Chung realized that he needed to direct IT's activities. That they couldn't make the necessary decisions without him setting the policies. In some organizations, the CIO would set the policies, of course.
@Mary, I kind of see it from both angles, then. I do think the CEO should be on top of what's going on in IT, but my question is why their IT department would be making decisions and mistakes like that.
"IT has a responsibility to create efficiencies throughout the company, better leverage a company's investments in technology and business assets, and improve profitability by reducing costs. The CIO needs to create a working environment — and a working attitude — that encourages all employees to make good business decisions around IT investments."

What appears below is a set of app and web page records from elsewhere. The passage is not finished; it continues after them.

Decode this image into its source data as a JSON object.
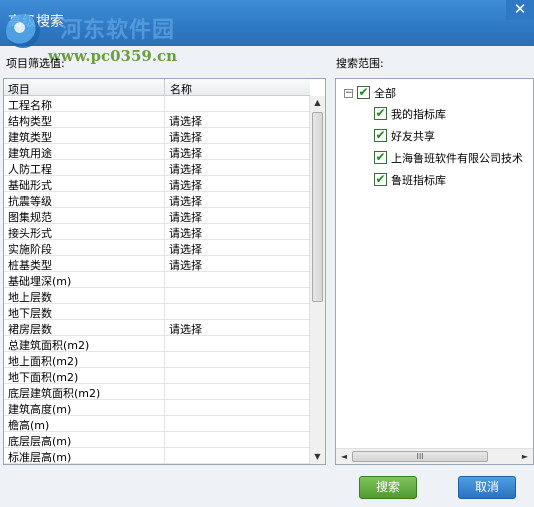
{
  "window": {
    "title": "高级搜索",
    "close_symbol": "✕"
  },
  "watermark": {
    "site": "河东软件园",
    "url": "www.pc0359.cn"
  },
  "left_panel": {
    "label": "项目筛选值:",
    "headers": [
      "项目",
      "名称"
    ],
    "rows": [
      [
        "工程名称",
        ""
      ],
      [
        "结构类型",
        "请选择"
      ],
      [
        "建筑类型",
        "请选择"
      ],
      [
        "建筑用途",
        "请选择"
      ],
      [
        "人防工程",
        "请选择"
      ],
      [
        "基础形式",
        "请选择"
      ],
      [
        "抗震等级",
        "请选择"
      ],
      [
        "图集规范",
        "请选择"
      ],
      [
        "接头形式",
        "请选择"
      ],
      [
        "实施阶段",
        "请选择"
      ],
      [
        "桩基类型",
        "请选择"
      ],
      [
        "基础埋深(m)",
        ""
      ],
      [
        "地上层数",
        ""
      ],
      [
        "地下层数",
        ""
      ],
      [
        "裙房层数",
        "请选择"
      ],
      [
        "总建筑面积(m2)",
        ""
      ],
      [
        "地上面积(m2)",
        ""
      ],
      [
        "地下面积(m2)",
        ""
      ],
      [
        "底层建筑面积(m2)",
        ""
      ],
      [
        "建筑高度(m)",
        ""
      ],
      [
        "檐高(m)",
        ""
      ],
      [
        "底层层高(m)",
        ""
      ],
      [
        "标准层高(m)",
        ""
      ]
    ]
  },
  "right_panel": {
    "label": "搜索范围:",
    "tree": {
      "root": {
        "label": "全部",
        "checked": true,
        "expander": "−"
      },
      "children": [
        {
          "label": "我的指标库",
          "checked": true
        },
        {
          "label": "好友共享",
          "checked": true
        },
        {
          "label": "上海鲁班软件有限公司技术",
          "checked": true
        },
        {
          "label": "鲁班指标库",
          "checked": true
        }
      ]
    },
    "scroll_grip": "III"
  },
  "buttons": {
    "search": "搜索",
    "cancel": "取消"
  },
  "colors": {
    "title_bar": "#2f79c4",
    "search_button": "#5ba838",
    "cancel_button": "#3486d3",
    "check": "#1f8a1f"
  }
}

@Nicole: Chung didn't blame IT. He blamed himself for not realizing that what they were doing at his behest -- creating too many applications, sacrificing security for response time, etc., was hindering IT's ability to secure the company's Web presence.

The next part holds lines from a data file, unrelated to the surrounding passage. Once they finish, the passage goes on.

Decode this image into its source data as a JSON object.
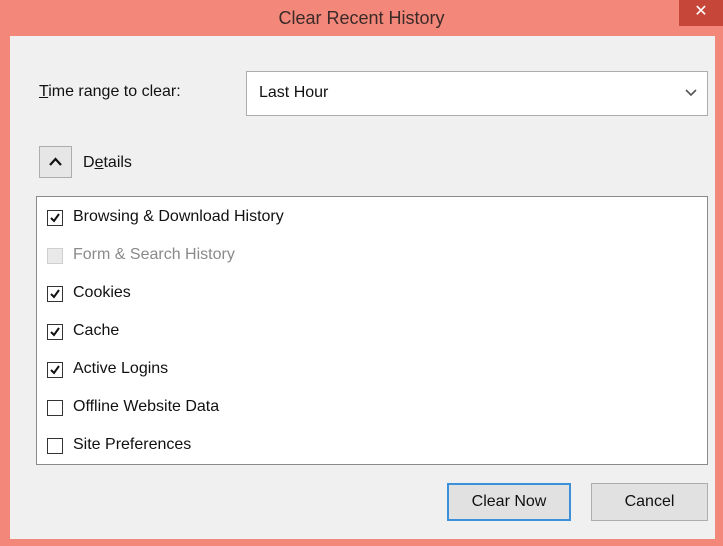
{
  "window": {
    "title": "Clear Recent History",
    "close_glyph": "✕"
  },
  "time_range": {
    "label_prefix_ul": "T",
    "label_rest": "ime range to clear:",
    "selected": "Last Hour",
    "arrow_glyph": "⌄"
  },
  "details": {
    "label_before": "D",
    "label_ul": "e",
    "label_after": "tails"
  },
  "items": [
    {
      "label": "Browsing & Download History",
      "checked": true,
      "disabled": false
    },
    {
      "label": "Form & Search History",
      "checked": false,
      "disabled": true
    },
    {
      "label": "Cookies",
      "checked": true,
      "disabled": false
    },
    {
      "label": "Cache",
      "checked": true,
      "disabled": false
    },
    {
      "label": "Active Logins",
      "checked": true,
      "disabled": false
    },
    {
      "label": "Offline Website Data",
      "checked": false,
      "disabled": false
    },
    {
      "label": "Site Preferences",
      "checked": false,
      "disabled": false
    }
  ],
  "buttons": {
    "clear_now": "Clear Now",
    "cancel": "Cancel"
  },
  "colors": {
    "titlebar": "#f3877a",
    "close": "#c7463a",
    "focus_border": "#3c8fd9"
  }
}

I guess, as a CEO, depending on the size of the enterprise, I'd be willing to set goals for the CIO in terms of setting security standards and policies; and I'd want to know about progress and systems for ongoing monitoring. I wouldn't (I hope) have time to review the policies line-by-line.

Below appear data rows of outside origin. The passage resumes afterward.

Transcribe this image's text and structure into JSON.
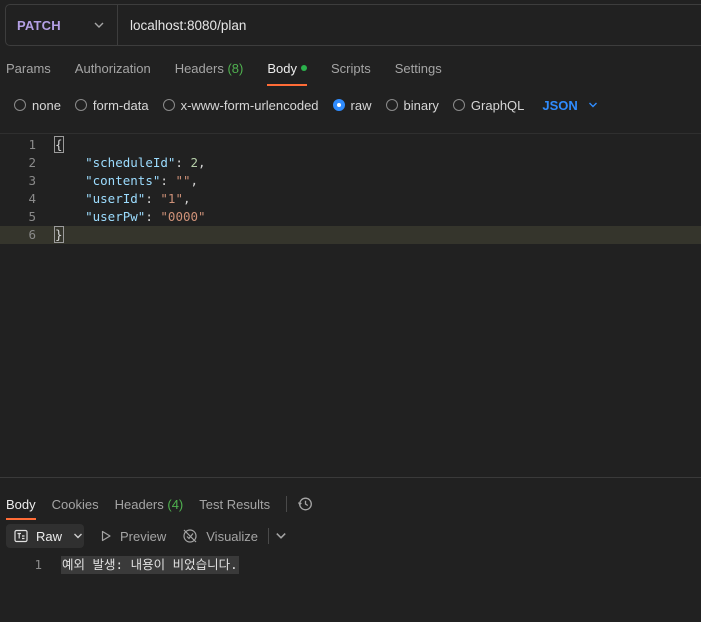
{
  "request": {
    "method": "PATCH",
    "url": "localhost:8080/plan"
  },
  "req_tabs": [
    {
      "label": "Params"
    },
    {
      "label": "Authorization"
    },
    {
      "label": "Headers",
      "count": "(8)"
    },
    {
      "label": "Body"
    },
    {
      "label": "Scripts"
    },
    {
      "label": "Settings"
    }
  ],
  "body_types": {
    "none": "none",
    "form_data": "form-data",
    "urlencoded": "x-www-form-urlencoded",
    "raw": "raw",
    "binary": "binary",
    "graphql": "GraphQL",
    "selected": "raw",
    "format": "JSON"
  },
  "editor": {
    "line_numbers": [
      "1",
      "2",
      "3",
      "4",
      "5",
      "6"
    ],
    "open_brace": "{",
    "close_brace": "}",
    "fields": [
      {
        "key": "\"scheduleId\"",
        "value": "2",
        "comma": ","
      },
      {
        "key": "\"contents\"",
        "value": "\"\"",
        "comma": ","
      },
      {
        "key": "\"userId\"",
        "value": "\"1\"",
        "comma": ","
      },
      {
        "key": "\"userPw\"",
        "value": "\"0000\"",
        "comma": ""
      }
    ]
  },
  "res_tabs": [
    {
      "label": "Body"
    },
    {
      "label": "Cookies"
    },
    {
      "label": "Headers",
      "count": "(4)"
    },
    {
      "label": "Test Results"
    }
  ],
  "res_toolbar": {
    "raw_label": "Raw",
    "preview_label": "Preview",
    "visualize_label": "Visualize"
  },
  "response": {
    "line_number": "1",
    "text": "예외 발생: 내용이 비었습니다."
  },
  "colors": {
    "accent": "#ff6c37",
    "method": "#b4a0e5",
    "link_blue": "#2f8cff",
    "count_green": "#4fb04f"
  }
}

My guess is that IT would be welcome at the C-level if it can speak the same language as the other executives and if it is fully engaged with the enterprise's broad strategy. Everyone has a contribution to make to this.
This is something I've witnessed over the years. Highly competent IT professionals you'd never let into a meeting with clients, and highly presentable IT professionals you wouldn't trust to fix your PC.
It's clear that a CEO needs to have enough broadstroke familiarity with the issues that s/he can audit whether the CIO is addressing them. Few CEOs, unless they have an IT background, are going to want to sit on a committee drafting IT policies.
He says he realized that IT security requires policies that only the CEO can establish. For example, policies are the development of Web apps -- sometimes too many apps leave too many doors open to hackers.
Anyway, Ted Chung's firm wound up sending $100K to the hackers, and the money helped law enforcement track one group in S. Korea; but a second group involved was in the Philippines and outside the jurisdiction of S. Korea law enforcement officers.
Big-data and analytics tools enable marketers to understand customers as individuals, identifying unmet needs and addressing each customer as a "segment of one," says John Kennedy, VP corporate marketing, IBM.
The whole Amazon.reader debate is a double-stupid. It's stupid to think that there's any e-book buyer who doesn't know Amazon's URL, and it was stupider to let ICANN launch the whole free-form TLD initiative to start with.
Enterprises would like to move to cloud computing but are hesitant because they are concerned about providers’ ability to secure company data. Here are some tips that help to ensure that if breaches occur, the business is not left holding the bag.
Edmunds separates customers into segments based on the info it collects on its site and from partners, and uses that to push out custom content, said Brian Baron, director of business analytics for Edmunds.com, at Predictive Analytics Innovation Summit.
Expert Integrated Systems: Changing the Experience & Economics of IT In this e-book, we take an in-depth look at these expert integrated systems -- what they are, how they work, and how they have the potential to help CIOs achieve dramatic savings while restoring IT's role as business innovator. READ THIS eBOOK
your weekly update of news, analysis, and
opinion from Internet Evolution - FREE! REGISTER HERE
Wanted! Site Moderators Internet Evolution is looking for a handful of readers to help moderate the message boards on our site as well as engaging in high-IQ conversation with the industry mavens on our thinkerNet blogosphere. The job comes with various perks, bags of kudos, and GIANT bragging rights. Interested?